The heart of this game is the story it is telling, but the entire time I was playing the game I was shooting holes through their plot like a semi-truck driving through an interstate tunnel. It turns out there’s a lot that doesn’t add up or completely falls apart in this time traveling thriller, but it’s supposed to be explained away during a twist in its final act. The biggest problem is this twist doesn’t do that – sure some plot holes are filled but then motivations and questions about what was truth and what was fiction are opened and you’re left scratching your head which is never a good conclusion to a video game you just spent hours slogging through.
The 11th Hour tries to capitalize on the first game in the series – The 7th Guest – by wrapping what little gameplay it has in a slick FMV movie with a story that feels straight out of fanfiction.net by a writer trying to create some Twin Peaks/X-Files lovechild. It’s completed by some truly laughable acting by most of the cast and some very strange practical/visual effects. On an odd level I began to enjoy it because of the absurdity.

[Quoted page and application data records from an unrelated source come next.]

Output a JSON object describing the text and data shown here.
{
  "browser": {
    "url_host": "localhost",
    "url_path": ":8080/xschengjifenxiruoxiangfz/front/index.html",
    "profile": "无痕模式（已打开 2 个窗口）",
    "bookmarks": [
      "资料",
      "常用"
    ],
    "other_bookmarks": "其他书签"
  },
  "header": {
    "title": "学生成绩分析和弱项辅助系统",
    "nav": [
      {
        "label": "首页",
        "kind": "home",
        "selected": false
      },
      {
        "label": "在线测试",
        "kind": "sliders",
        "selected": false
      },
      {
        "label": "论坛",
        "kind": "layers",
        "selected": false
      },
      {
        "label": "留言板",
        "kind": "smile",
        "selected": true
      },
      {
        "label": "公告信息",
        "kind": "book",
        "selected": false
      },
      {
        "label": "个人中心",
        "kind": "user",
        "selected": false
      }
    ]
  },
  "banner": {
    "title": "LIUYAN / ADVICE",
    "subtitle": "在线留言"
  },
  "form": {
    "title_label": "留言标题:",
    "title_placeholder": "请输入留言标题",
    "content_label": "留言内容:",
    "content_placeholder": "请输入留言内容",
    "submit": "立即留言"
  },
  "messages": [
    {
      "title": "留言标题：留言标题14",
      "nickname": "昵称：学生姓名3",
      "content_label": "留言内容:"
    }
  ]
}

I’ve heard a lot about the 7th Guest and after reading all it had accomplished when it was first published I knew I had to try it if only just to say I did. I bought it so long ago but had yet to play it… travesty! I knew that it was a strange game, to say the least, but I don’t think anything can really prepare you for the oddities that await you inside Stauf Manor!
Do you remember back around 2015 when Universal Pictures was building hype for its interconnected “Dark Universe” which would include all the big bads of the time from Dracula to Frankenstein to the Wolfman and everyone in between all connected via the Prodigium, a secret society dedicated to hunting supernatural threats which, as we found out in 2017’s The Mummy, was run by Doctor Henry Jekyll (played by Russell Crowe). This game is a part of that?
Inspired by older games such as Castlevania, Shinboi and Contra; Wallachia: Reign of Dracula attempts to pay homage to its predecessors in both substance and style while bringing classic coin-op gameplay to a unique setting and, for the most part, it accomplishes what it sets out to do, but it isn’t without its fair share of pitfalls.
As I played Mutant Year Zero a realization struck me about the subtitle of the game: Road to Eden.
On the surface it’s appropriate because it is an on-the-nose reference to your characters physical journey as they explore the “Zone” in search of a fabled location called Eden. However, on a completely different level (and probably only in my mind), the road to Eden is your personal journey as you try to understand the inner workings of the game: the rules the game is built upon and the interface in which you use to play it.
Twenty years after the original found footage film took the world by storm, Bloober Team – the studio behind Layers of Fear and Observer – resurrects this franchise in an interactive form to tell the story of the search for a missing boy in the Black Hills forest that leads to revelations both good and bad.